As we were sitting down on our lanai to a nice pizza dinner with a Corona (MLB) and Yuengling (YFC), Suzanne said, “Be careful; don’t burn your tongue.” I looked at her in astonishment, and said, “My Darling, I’ll have you know that I have NEVER burned my tongue or the roof of my mouth on a beer.” (What was she thinking?)
I have received four entries to date on this week’s Hot Air Balloon Geo-Quiz, from Chris Lavender, Lynn Spence, Cheryl Breault, and Katherine Cote. If you have sent in your entries by carrier pigeon, they have not yet arrived…
Okay, so now that I have your interest piqued, you want to know more about carrier pigeons. They are actually domesticated rock pigeons, Columba livia, and originally carried only tiny messages on paper attached to their leg(s). The earliest documented use of these feathered mail carriers was in 6th Century B.C., when Cyrus, King of Persia, used them to communicate with far-flung parts of his empire. (Would you call this method of communication “ancient tweeting”?)
During the Franco-Prussian War in the 1870s, besieged Parisians used them to send messages (such as orders for wine and truffles) outside the city. The Prussian army responded by hiring dozens of hawks to hunt the pigeons. They were also used by the British, French, and Germans during World Wars I and II. This photo shows a French bus fitted with pigeon coops. (Of note, French vehicles have not improved dramatically since this 1915 photo).
In some areas, carrier pigeons were trained to carry as much as 2 ½ ounces. One group of carrier pigeons in Germany carried medicine to distant locations, and in 1977 two British hospitals set up a carrier pigeon service to transfer laboratory specimens between Plymouth and Devonport. (Ah, the glories of socialized medicine!)
It hasn’t been a good week for geckos (Hemidactylus frenatus) in the Giesemann household. (Well, on the lanai, anyway… we generally don’t have a large number of geckos running around the house itself.) The box score is now Rudy 9, Geckos 1; we managed to save one little guy who was about to become Gecko-toast. Suzanne grabbed Rudy’s harness while I scooped up the cousin of the star of auto insurance into a saucepan with a lid, and then tossed him unceremoniously into the yard, where he slunk (or “slinked”) away. (Don’t lizards have to “slink”? I tried “saunter”, “prance”, and even “sashay”, but none of those verbs fit.)
Speaking of “sashaying”, the word “sashay” comes from a French word, “chaisse”, meaning chasing, or to chase. This actually leads into our last subject in this post, a potential stalker driving a Lexus that has been seen following (“or chasing?”) Suzanne’s red Corvette several times in the past few days. The driver looks suspiciously like a friend of ours, Gail Grossman, but as she is a highly respected lawyer (actually, that may be a contradiction in terms), it surely could not be she… her… she… Anyway, if anyone happens to observe a red Corvette followed by a suspicious-looking Lexus with a driver disguised as Gail, please text me so I can have the appropriate authorities notified.

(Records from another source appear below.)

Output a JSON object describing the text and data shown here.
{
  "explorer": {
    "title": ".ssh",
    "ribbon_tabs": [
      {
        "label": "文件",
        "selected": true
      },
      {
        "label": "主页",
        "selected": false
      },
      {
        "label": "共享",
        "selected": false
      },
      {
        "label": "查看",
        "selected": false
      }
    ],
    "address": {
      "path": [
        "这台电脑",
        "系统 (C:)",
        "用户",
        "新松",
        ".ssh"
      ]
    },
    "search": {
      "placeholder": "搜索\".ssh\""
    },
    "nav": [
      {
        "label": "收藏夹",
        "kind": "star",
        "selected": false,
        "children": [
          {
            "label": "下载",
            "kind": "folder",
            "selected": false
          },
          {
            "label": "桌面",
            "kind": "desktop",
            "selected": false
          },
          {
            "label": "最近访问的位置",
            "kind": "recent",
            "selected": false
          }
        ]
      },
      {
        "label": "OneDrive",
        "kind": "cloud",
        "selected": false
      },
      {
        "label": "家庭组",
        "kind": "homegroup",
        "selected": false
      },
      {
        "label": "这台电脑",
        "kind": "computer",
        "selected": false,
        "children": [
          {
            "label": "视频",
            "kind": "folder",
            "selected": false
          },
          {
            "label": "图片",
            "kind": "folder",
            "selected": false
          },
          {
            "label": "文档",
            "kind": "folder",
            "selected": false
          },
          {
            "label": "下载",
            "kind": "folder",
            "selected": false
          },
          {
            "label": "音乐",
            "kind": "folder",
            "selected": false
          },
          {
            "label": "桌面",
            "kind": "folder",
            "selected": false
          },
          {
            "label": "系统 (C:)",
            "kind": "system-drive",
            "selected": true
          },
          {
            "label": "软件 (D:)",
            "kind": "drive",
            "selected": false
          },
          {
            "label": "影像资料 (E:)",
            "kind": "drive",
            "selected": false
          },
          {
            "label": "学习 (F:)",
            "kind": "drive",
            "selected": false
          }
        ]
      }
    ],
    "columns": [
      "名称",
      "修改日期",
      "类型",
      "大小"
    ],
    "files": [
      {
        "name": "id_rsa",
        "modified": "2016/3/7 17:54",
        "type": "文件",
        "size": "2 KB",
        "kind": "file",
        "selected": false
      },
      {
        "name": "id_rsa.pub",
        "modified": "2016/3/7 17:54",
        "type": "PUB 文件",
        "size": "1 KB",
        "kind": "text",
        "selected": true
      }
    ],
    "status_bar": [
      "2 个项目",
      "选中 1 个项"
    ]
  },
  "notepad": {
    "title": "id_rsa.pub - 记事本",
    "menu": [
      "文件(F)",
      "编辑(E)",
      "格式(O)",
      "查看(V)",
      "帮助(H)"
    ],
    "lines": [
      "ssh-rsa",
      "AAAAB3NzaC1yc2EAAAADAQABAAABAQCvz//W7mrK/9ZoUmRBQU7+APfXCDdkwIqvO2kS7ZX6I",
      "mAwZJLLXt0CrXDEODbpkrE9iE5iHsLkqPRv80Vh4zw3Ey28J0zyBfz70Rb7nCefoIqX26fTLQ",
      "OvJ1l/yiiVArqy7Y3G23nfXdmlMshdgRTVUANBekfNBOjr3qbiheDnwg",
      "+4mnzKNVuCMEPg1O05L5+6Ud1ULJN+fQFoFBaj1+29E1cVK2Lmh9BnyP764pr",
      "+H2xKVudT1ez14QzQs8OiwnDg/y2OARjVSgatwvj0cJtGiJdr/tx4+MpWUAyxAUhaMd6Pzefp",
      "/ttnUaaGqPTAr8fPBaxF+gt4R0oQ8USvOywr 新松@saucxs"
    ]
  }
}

P.S. Translator’s Note for New Readers: In the lead paragraph, MLB = My Lovely Bride; YFC = Your Faithful Correspondent.